(Supplied data)
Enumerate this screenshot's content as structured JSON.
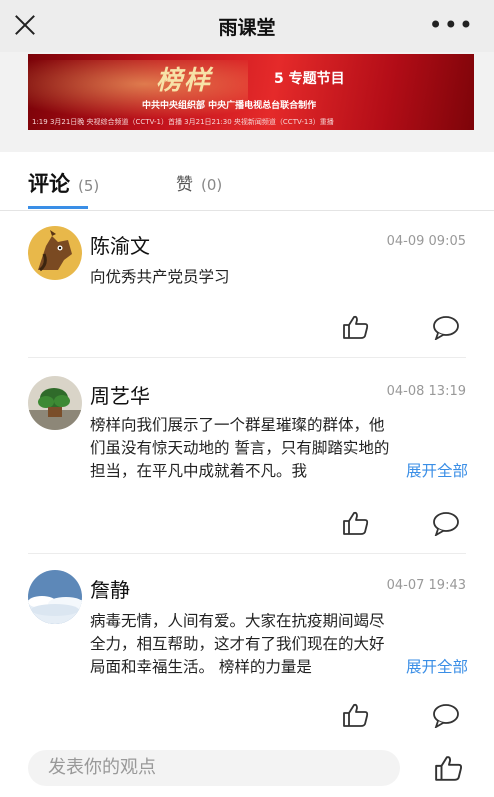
{
  "header": {
    "title": "雨课堂",
    "close_icon": "close-icon",
    "more_label": "•••"
  },
  "banner": {
    "title": "榜样",
    "subtitle": "5 专题节目",
    "line": "中共中央组织部  中央广播电视总台联合制作",
    "footer": "1:19  3月21日晚  央视综合频道（CCTV-1）首播    3月21日21:30  央视新闻频道（CCTV-13）重播"
  },
  "tabs": [
    {
      "label": "评论",
      "count": "(5)",
      "active": true
    },
    {
      "label": "赞",
      "count": "(0)",
      "active": false
    }
  ],
  "comments": [
    {
      "name": "陈渝文",
      "time": "04-09 09:05",
      "lines": [
        "向优秀共产党员学习"
      ],
      "expand": ""
    },
    {
      "name": "周艺华",
      "time": "04-08 13:19",
      "lines": [
        "榜样向我们展示了一个群星璀璨的群体，他",
        "们虽没有惊天动地的 誓言，只有脚踏实地的",
        "担当，在平凡中成就着不凡。我"
      ],
      "expand": "展开全部"
    },
    {
      "name": "詹静",
      "time": "04-07 19:43",
      "lines": [
        "病毒无情，人间有爱。大家在抗疫期间竭尽",
        "全力，相互帮助，这才有了我们现在的大好",
        "局面和幸福生活。 榜样的力量是"
      ],
      "expand": "展开全部"
    }
  ],
  "bottom": {
    "placeholder": "发表你的观点"
  },
  "colors": {
    "accent": "#3a8ee6",
    "banner_red": "#c1121c"
  }
}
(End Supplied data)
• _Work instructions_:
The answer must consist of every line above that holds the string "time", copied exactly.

• _Result for this exercise_:
      "time": "04-09 09:05",
      "time": "04-08 13:19",
      "time": "04-07 19:43",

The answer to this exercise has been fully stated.